At least eighty percent of Mariupol has been destroyed or damaged. An account of what has happened in the city through the eyes of two refugees – Alla, 87 years old, and Denis Hulai, 24 – both of whom managed to escape with their families.
Like this post? Get a weekly email digest + member-only deals

Some of Our Books

Davai! The Russians and Their Vodka

Davai! The Russians and Their Vodka

In this comprehensive, quixotic and addictive book, Edwin Trommelen explores all facets of the Russian obsession with vodka. Peering chiefly through the lenses of history and literature, Trommelen offers up an appropriately complex, rich and bittersweet portrait, based on great respect for Russian culture.
Moscow and Muscovites

Moscow and Muscovites

Vladimir Gilyarovsky's classic portrait of the Russian capital is one of Russians’ most beloved books. Yet it has never before been translated into English. Until now! It is a spectactular verbal pastiche: conversation, from gutter gibberish to the drawing room; oratory, from illiterates to aristocrats; prose, from boilerplate to Tolstoy; poetry, from earthy humor to Pushkin. 
A Taste of Russia

A Taste of Russia

The definitive modern cookbook on Russian cuisine has been totally updated and redesigned in a 30th Anniversary Edition. Layering superbly researched recipes with informative essays on the dishes' rich historical and cultural context, A Taste of Russia includes over 200 recipes on everything from borshch to blini, from Salmon Coulibiac to Beef Stew with Rum, from Marinated Mushrooms to Walnut-honey Filled Pies. A Taste of Russia shows off the best that Russian cooking has to offer. Full of great quotes from Russian literature about Russian food and designed in a convenient wide format that stays open during use.
The Pet Hawk of the House of Abbas

The Pet Hawk of the House of Abbas

This exciting new trilogy by a Russian author – who has been compared to Orhan Pamuk and Umberto Eco – vividly recreates a lost world, yet its passions and characters are entirely relevant to the present day. Full of mystery, memorable characters, and non-stop adventure, The Pet Hawk of the House of Abbas is a must read for lovers of historical fiction and international thrillers.  
22 Russian Crosswords

22 Russian Crosswords

Test your knowledge of the Russian language, Russian history and society with these 22 challenging puzzles taken from the pages of Russian Life magazine. Most all the clues are in English, but you must fill in the answers in Russian.
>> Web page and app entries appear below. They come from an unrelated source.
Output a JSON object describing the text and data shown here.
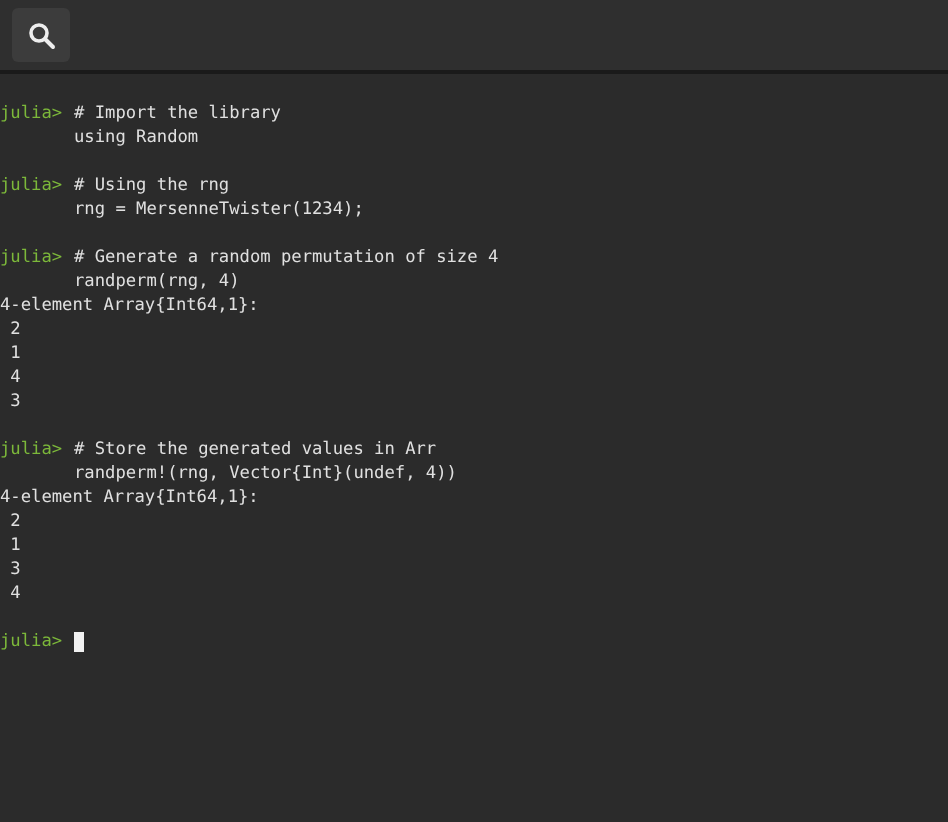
{
  "blocks": [
    {
      "prompt": "julia>",
      "input": [
        "# Import the library",
        "using Random"
      ]
    },
    {
      "prompt": "julia>",
      "input": [
        "# Using the rng",
        "rng = MersenneTwister(1234);"
      ]
    },
    {
      "prompt": "julia>",
      "input": [
        "# Generate a random permutation of size 4",
        "randperm(rng, 4)"
      ],
      "output": [
        "4-element Array{Int64,1}:",
        " 2",
        " 1",
        " 4",
        " 3"
      ]
    },
    {
      "prompt": "julia>",
      "input": [
        "# Store the generated values in Arr",
        "randperm!(rng, Vector{Int}(undef, 4))"
      ],
      "output": [
        "4-element Array{Int64,1}:",
        " 2",
        " 1",
        " 3",
        " 4"
      ]
    }
  ],
  "current_prompt": {
    "prompt": "julia>"
  }
}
If you get stumped, of course all the puzzles have answers printed at the back of the book.
Bears in the Caviar

Bears in the Caviar

Bears in the Caviar is a hilarious and insightful memoir by a diplomat who was “present at the creation” of US-Soviet relations. Charles Thayer headed off to Russia in 1933, calculating that if he could just learn Russian and be on the spot when the US and USSR established relations, he could make himself indispensable and start a career in the foreign service. Remarkably, he pulled it of.
A Taste of Chekhov
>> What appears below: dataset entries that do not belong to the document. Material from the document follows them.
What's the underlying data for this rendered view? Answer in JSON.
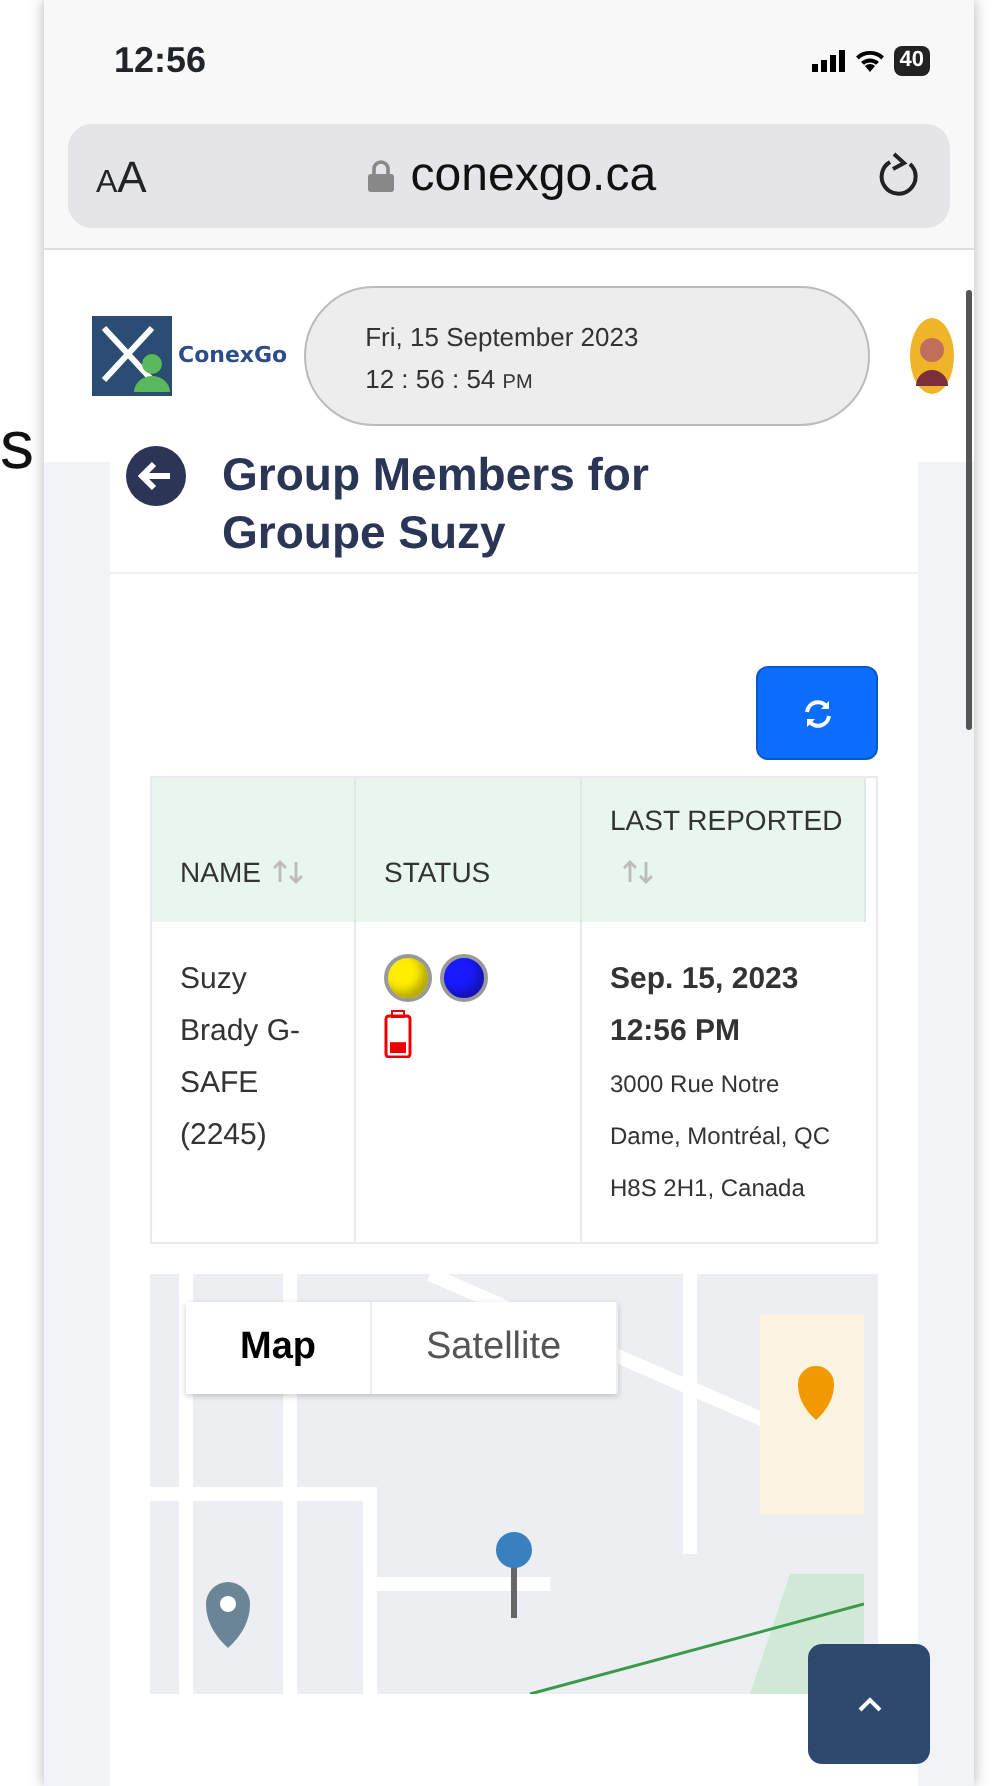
{
  "slide_text": "s",
  "status_bar": {
    "time": "12:56",
    "battery": "40"
  },
  "address_bar": {
    "text_size": "AA",
    "url": "conexgo.ca"
  },
  "header": {
    "logo_text": "ConexGo",
    "date": "Fri, 15 September 2023",
    "time": "12 : 56 : 54",
    "ampm": "PM"
  },
  "page_title": "Group Members for Groupe Suzy",
  "table": {
    "columns": [
      {
        "label": "NAME",
        "sortable": true
      },
      {
        "label": "STATUS",
        "sortable": false
      },
      {
        "label": "LAST REPORTED",
        "sortable": true
      }
    ],
    "rows": [
      {
        "name": "Suzy Brady G-SAFE (2245)",
        "status_dots": [
          {
            "color": "#ffee00"
          },
          {
            "color": "#1a1aff"
          }
        ],
        "battery": {
          "level": 0.3
        },
        "reported": "Sep. 15, 2023 12:56 PM",
        "address": "3000 Rue Notre Dame, Montréal, QC H8S 2H1, Canada"
      }
    ]
  },
  "map": {
    "types": [
      {
        "label": "Map",
        "selected": true
      },
      {
        "label": "Satellite",
        "selected": false
      }
    ]
  }
}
A Taste of Chekhov

This compact volume is an introduction to the works of Chekhov the master storyteller, via nine stories spanning the last twenty years of his life.
The Little Humpbacked Horse

The Little Humpbacked Horse

A beloved Russian classic about a resourceful Russian peasant, Vanya, and his miracle-working horse, who together undergo various trials, exploits and adventures at the whim of a laughable tsar, told in rich, narrative poetry.
The Moscow Eccentric

The Moscow Eccentric

Advance reviewers are calling this new translation "a coup" and "a remarkable achievement." This rediscovered gem of a novel by one of Russia's finest writers explores some of the thorniest issues of the early twentieth century.
Maria's War: A Soldier's Autobiography

Maria's War: A Soldier's Autobiography

This astonishingly gripping autobiography by the founder of the Russian Women’s Death Battallion in World War I is an eye-opening documentary of life before, during and after the Bolshevik Revolution.

About Us

Russian Life is a publication of a 30-year-young, award-winning publishing house that creates a bimonthly magazine, books, maps, and other products for Russophiles the world over.

Latest Posts

Our Contacts

Russian Life
73 Main Street, Suite 402
Montpelier VT 05602

802-223-4955